For a while, I’ve been following and contributing to the RWKV language model, an open source large language model with great potential. As ChatGPT and large language models in general have gotten a lot of attention recently, I think it’s a good time to write about RWKV. In this post, I will try to explain what is so special about RWKV compared to most language models (transformers). The other RWKV post is more technical, showing in detail how RWKV actually works (with a ~100 line minimal implementation).

At a high level, the RWKV model is a clever RNN architecture that enables it to be trained like a transformer. So to explain RWKV, I need to explain RNNs and transformers first.


Classically, the neural networks used for sequence (such as text) processing were RNNs (like LSTMs). RNNs take two inputs: a state vector and a token1. It goes through the input sequence one token at a time, each token updating the state. We may for example use an RNN to process a text into a single state vector. This can then be used to classify the text into “positive” or “negative”. Or we may use the final state to predict the next token, which is how RNNs are used to generate text.


Because of the sequential nature of RNNs, they are hard to massively parallelize across many GPUs. This motivated using an “attention” mechanism instead of sequential processing, resulting in an architecture called a transformer. A transformer processes all tokens at the same time, comparing each token to all previous tokens in parallel. Specifically, the attention calculates “key”, “value” and “query” vectors for each token, then contributions between all pairs of tokens are computed using those.

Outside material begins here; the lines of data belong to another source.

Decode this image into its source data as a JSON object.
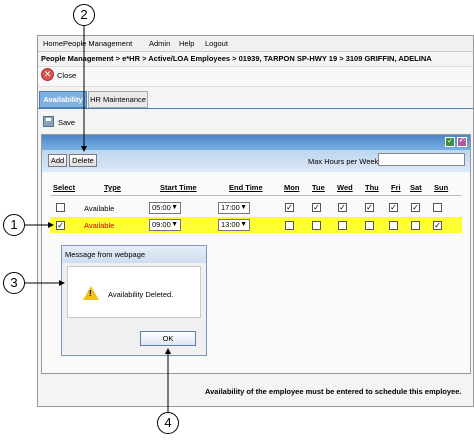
{
  "menu": {
    "items": [
      "Home",
      "People Management",
      "Admin",
      "Help",
      "Logout"
    ]
  },
  "breadcrumb": "People Management > e*HR > Active/LOA Employees > 01939, TARPON SP-HWY 19 > 3109 GRIFFIN, ADELINA",
  "toolbar": {
    "close_label": "Close",
    "save_label": "Save"
  },
  "tabs": [
    {
      "label": "Availability",
      "active": true
    },
    {
      "label": "HR Maintenance",
      "active": false
    }
  ],
  "grid": {
    "add_label": "Add",
    "delete_label": "Delete",
    "max_hours_label": "Max Hours per Week",
    "max_hours_value": "",
    "headers": {
      "select": "Select",
      "type": "Type",
      "start": "Start Time",
      "end": "End Time",
      "days": [
        "Mon",
        "Tue",
        "Wed",
        "Thu",
        "Fri",
        "Sat",
        "Sun"
      ]
    },
    "rows": [
      {
        "selected": false,
        "type": "Available",
        "start": "05:00",
        "end": "17:00",
        "days": [
          true,
          true,
          true,
          true,
          true,
          true,
          false
        ]
      },
      {
        "selected": true,
        "type": "Available",
        "start": "09:00",
        "end": "13:00",
        "days": [
          false,
          false,
          false,
          false,
          false,
          false,
          true
        ]
      }
    ]
  },
  "dialog": {
    "title": "Message from webpage",
    "message": "Availability Deleted.",
    "ok_label": "OK"
  },
  "footer_note": "Availability of the employee must be entered to schedule this employee.",
  "callouts": [
    "1",
    "2",
    "3",
    "4"
  ],
  "colors": {
    "accent": "#4a86c9",
    "highlight_row": "#ffff33",
    "available_text_selected": "#d80000",
    "warning": "#f0c020"
  }
}
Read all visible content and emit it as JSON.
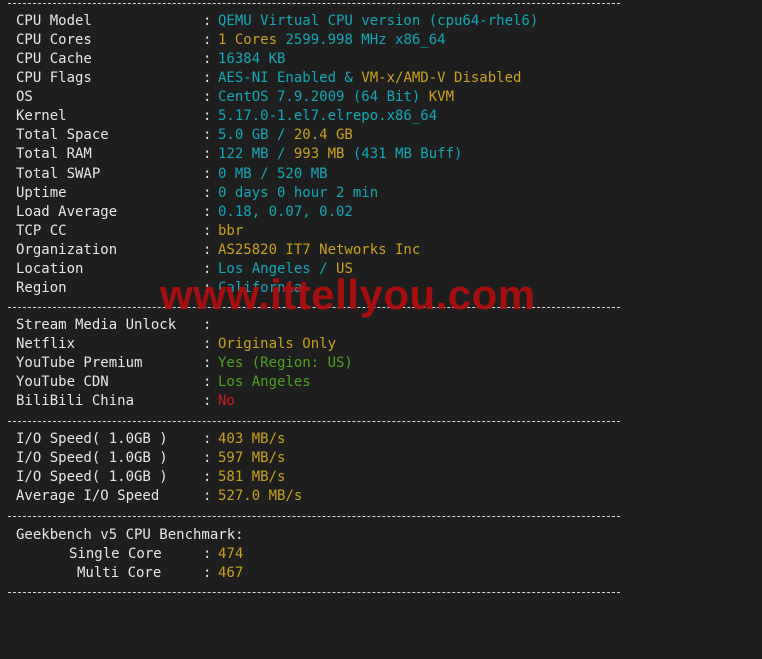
{
  "system": [
    {
      "label": "CPU Model",
      "parts": [
        {
          "text": "QEMU Virtual CPU version (cpu64-rhel6)",
          "color": "cyan"
        }
      ]
    },
    {
      "label": "CPU Cores",
      "parts": [
        {
          "text": "1 Cores",
          "color": "yellow"
        },
        {
          "text": " 2599.998 MHz x86_64",
          "color": "cyan"
        }
      ]
    },
    {
      "label": "CPU Cache",
      "parts": [
        {
          "text": "16384 KB",
          "color": "cyan"
        }
      ]
    },
    {
      "label": "CPU Flags",
      "parts": [
        {
          "text": "AES-NI Enabled & ",
          "color": "cyan"
        },
        {
          "text": "VM-x/AMD-V Disabled",
          "color": "yellow"
        }
      ]
    },
    {
      "label": "OS",
      "parts": [
        {
          "text": "CentOS 7.9.2009 (64 Bit) ",
          "color": "cyan"
        },
        {
          "text": "KVM",
          "color": "yellow"
        }
      ]
    },
    {
      "label": "Kernel",
      "parts": [
        {
          "text": "5.17.0-1.el7.elrepo.x86_64",
          "color": "cyan"
        }
      ]
    },
    {
      "label": "Total Space",
      "parts": [
        {
          "text": "5.0 GB / ",
          "color": "cyan"
        },
        {
          "text": "20.4 GB",
          "color": "yellow"
        }
      ]
    },
    {
      "label": "Total RAM",
      "parts": [
        {
          "text": "122 MB / ",
          "color": "cyan"
        },
        {
          "text": "993 MB",
          "color": "yellow"
        },
        {
          "text": " (431 MB Buff)",
          "color": "cyan"
        }
      ]
    },
    {
      "label": "Total SWAP",
      "parts": [
        {
          "text": "0 MB / 520 MB",
          "color": "cyan"
        }
      ]
    },
    {
      "label": "Uptime",
      "parts": [
        {
          "text": "0 days 0 hour 2 min",
          "color": "cyan"
        }
      ]
    },
    {
      "label": "Load Average",
      "parts": [
        {
          "text": "0.18, 0.07, 0.02",
          "color": "cyan"
        }
      ]
    },
    {
      "label": "TCP CC",
      "parts": [
        {
          "text": "bbr",
          "color": "yellow"
        }
      ]
    },
    {
      "label": "Organization",
      "parts": [
        {
          "text": "AS25820 IT7 Networks Inc",
          "color": "yellow"
        }
      ]
    },
    {
      "label": "Location",
      "parts": [
        {
          "text": "Los Angeles / ",
          "color": "cyan"
        },
        {
          "text": "US",
          "color": "yellow"
        }
      ]
    },
    {
      "label": "Region",
      "parts": [
        {
          "text": "California",
          "color": "cyan"
        }
      ]
    }
  ],
  "media": [
    {
      "label": "Stream Media Unlock",
      "parts": []
    },
    {
      "label": "Netflix",
      "parts": [
        {
          "text": "Originals Only",
          "color": "yellow"
        }
      ]
    },
    {
      "label": "YouTube Premium",
      "parts": [
        {
          "text": "Yes (Region: US)",
          "color": "green"
        }
      ]
    },
    {
      "label": "YouTube CDN",
      "parts": [
        {
          "text": "Los Angeles",
          "color": "green"
        }
      ]
    },
    {
      "label": "BiliBili China",
      "parts": [
        {
          "text": "No",
          "color": "red"
        }
      ]
    }
  ],
  "io": [
    {
      "label": "I/O Speed( 1.0GB )",
      "parts": [
        {
          "text": "403 MB/s",
          "color": "yellow"
        }
      ]
    },
    {
      "label": "I/O Speed( 1.0GB )",
      "parts": [
        {
          "text": "597 MB/s",
          "color": "yellow"
        }
      ]
    },
    {
      "label": "I/O Speed( 1.0GB )",
      "parts": [
        {
          "text": "581 MB/s",
          "color": "yellow"
        }
      ]
    },
    {
      "label": "Average I/O Speed",
      "parts": [
        {
          "text": "527.0 MB/s",
          "color": "yellow"
        }
      ]
    }
  ],
  "geekbench": {
    "title": "Geekbench v5 CPU Benchmark:",
    "single_label": "Single Core",
    "single_value": "474",
    "multi_label": "Multi Core",
    "multi_value": "467"
  },
  "colon": ":",
  "watermark": "www.ittellyou.com",
  "colors": {
    "background": "#1e1e1e",
    "cyan": "#11a8b7",
    "yellow": "#c9a21a",
    "green": "#4fa11d",
    "red": "#d11b1b",
    "watermark": "#b00d0d"
  }
}
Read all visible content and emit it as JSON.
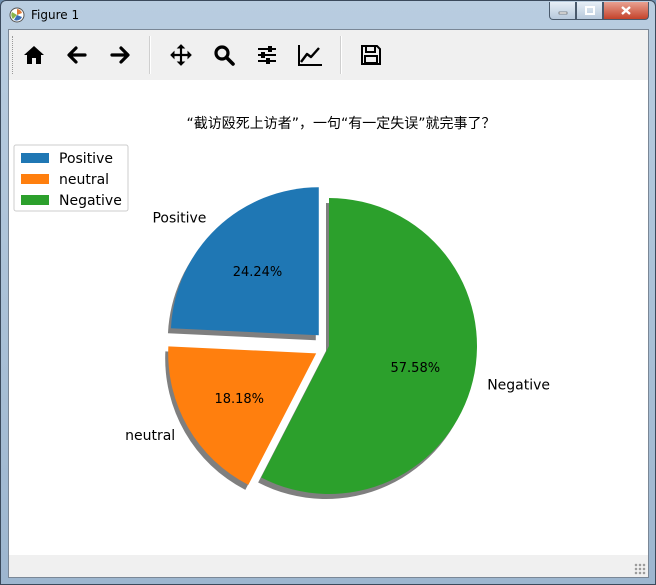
{
  "window": {
    "title": "Figure 1"
  },
  "toolbar": {
    "buttons": [
      {
        "name": "home-button",
        "icon": "home-icon"
      },
      {
        "name": "back-button",
        "icon": "arrow-left-icon"
      },
      {
        "name": "forward-button",
        "icon": "arrow-right-icon"
      },
      {
        "name": "pan-button",
        "icon": "move-icon"
      },
      {
        "name": "zoom-button",
        "icon": "magnifier-icon"
      },
      {
        "name": "subplots-button",
        "icon": "sliders-icon"
      },
      {
        "name": "edit-axes-button",
        "icon": "line-chart-icon"
      },
      {
        "name": "save-button",
        "icon": "floppy-disk-icon"
      }
    ]
  },
  "chart_data": {
    "type": "pie",
    "title": "“截访殴死上访者”，一句“有一定失误”就完事了？",
    "categories": [
      "Positive",
      "neutral",
      "Negative"
    ],
    "values": [
      24.24,
      18.18,
      57.58
    ],
    "value_labels": [
      "24.24%",
      "18.18%",
      "57.58%"
    ],
    "explode": [
      0.1,
      0.1,
      0
    ],
    "colors": [
      "#1f77b4",
      "#ff7f0e",
      "#2ca02c"
    ],
    "start_angle": 90,
    "shadow": true,
    "legend": {
      "placement": "upper-left",
      "entries": [
        "Positive",
        "neutral",
        "Negative"
      ]
    }
  }
}
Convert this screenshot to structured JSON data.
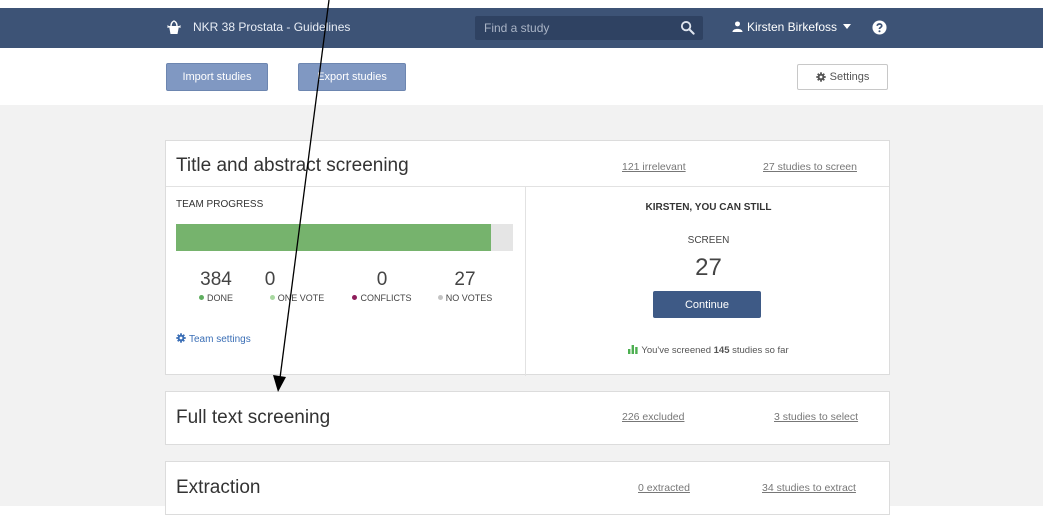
{
  "navbar": {
    "brand": "NKR 38 Prostata - Guidelines",
    "search_placeholder": "Find a study",
    "user_name": "Kirsten Birkefoss",
    "icons": [
      "logo-icon",
      "search-icon",
      "user-icon",
      "caret-down-icon",
      "help-icon"
    ]
  },
  "toolbar": {
    "import_label": "Import studies",
    "export_label": "Export studies",
    "settings_label": "Settings"
  },
  "title_abstract": {
    "title": "Title and abstract screening",
    "irrelevant_link": "121 irrelevant",
    "to_screen_link": "27 studies to screen",
    "team_progress_label": "TEAM PROGRESS",
    "progress_done_fraction": 0.934,
    "stats": [
      {
        "value": "384",
        "label": "DONE",
        "color": "#5fae5f"
      },
      {
        "value": "0",
        "label": "ONE VOTE",
        "color": "#a8d8a0"
      },
      {
        "value": "0",
        "label": "CONFLICTS",
        "color": "#8e1d5b"
      },
      {
        "value": "27",
        "label": "NO VOTES",
        "color": "#c4c4c4"
      }
    ],
    "team_settings_label": "Team settings",
    "kirsten_heading": "KIRSTEN, YOU CAN STILL",
    "screen_label": "SCREEN",
    "screen_count": "27",
    "continue_label": "Continue",
    "screened_prefix": "You've screened",
    "screened_count": "145",
    "screened_suffix": "studies so far"
  },
  "full_text": {
    "title": "Full text screening",
    "excluded_link": "226 excluded",
    "select_link": "3 studies to select"
  },
  "extraction": {
    "title": "Extraction",
    "extracted_link": "0 extracted",
    "extract_link": "34 studies to extract"
  },
  "colors": {
    "navbar": "#3d5376",
    "progress": "#76b36d",
    "button_blue": "#8098c2",
    "continue": "#3e5a86"
  }
}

In addition to being able to speed up training through massive parallelization, large transformers generally score better than RNNs on benchmarks.

However, the attention mechanism scales quadratically with the length of the sequence to be processed. This effectively limits the model’s input size (or “context length”). Additionally, because of the attention mechanism, when generating text, we need to keep attention vectors for all previous tokens in memory. This requires much more memory than an RNN which only stores a single state.


RWKV combines the best features of RNNs and transformers. During training, we use the transformer type formulation of the architecture, which allows massive parallelization (with a sort of attention which scales linearly with the number of tokens). For inference, we use an equivalent formulation which works like an RNN with a state. This allows us to get the best of both worlds.

So we basically have a model which trains like a transformer, except that long context length is not expensive. And during inference, we need substantially less memory and can implicitly handle “infinite” context length (though in practice, the model might have a hard time generalizing to much longer context lengths than it saw during training).

OK, but what about the performance? Since RWKV an RNN, it is natural to think that it can’t perform as well as a transformer on benchmarks. Also, this just sounds like linear attention. None of the many previous linear time attention transformer architectures (like “Linformer”, “Nystromformer”, “Longformer”, “Performer”) seemed to take off.


Well, RWKV seems to scale as well as SOTA transformers. At least up to 14 billion parameters.


RWKV is an open source community project. Join the Discord and contribute (or ask questions or whatever).

Cost estimates for Large Language Models

When looking at RWKV 14B (14 billion parameters), it is easy to ask what happens when we scale to 175B like GPT-3. However, training a 175B model is expensive. Calculating the approximate training cost of a transformer-like architecture is actually straightforward.

The bottleneck for training is essentially multiplying by all the parameters, and then adding that together, for each input token. With automatic differentiation, we can calculate the gradient with about another 2x that, for a total of 6 FLOPs per parameter per token. So a 14B model trained on 300 billion tokens takes about \(14B \times 300B \times 6 = 2.5 \times 10^{22}\) FLOPs. We use A100 GPUs for training. Using 16-bit floating point numbers, an A100 can theoretically do up to 312 TFLOPS, or about \(1.1\times 10^{18}\) FLOPs per hour. So we theoretically need at least 22 436 hours of A100 time to train. In practice, RWKV 14B was trained on 64 A100s in parallel, sacrificing a bit of performance for various reasons. RWKV 14B took about 3 months \(\approx 140\ 160\) A100 hours to train, thus achieving about 20% theoretical efficiency (since it took about 5x longer than the theoretical minimum). Recent versions can train RWKV 14B at around 50% theoretical efficency.

As a rough price estimate, at the time of writing, the cheapest A100 cost at was $0.79/h. Training the original 14B RWKV there would hence cost around $100k, but with the recent training code improvements we could reduce this to $40k. In practice, there are other considerations like ease of use, timeouts, multi-gpu communication speed, etc. Thus, one might want more high-end options like AWS at $4.096/h. RWKV was trained on compute donated by Stability and EleutherAI.

Now you can imagine that training 10x more parameters and 10x more data will cost 100x more, making it prohibitively expensive.


  1. Before using a language model on a text, we tokenize the text into tokens. Intuitively speaking, a token is basically a word. In practice, a tokenizer might split words into multiple tokens, has to handle special characters and punctuation, and employ some tricks like adding a token for “end of text”. The 14B RWKV model uses 50277 different tokens.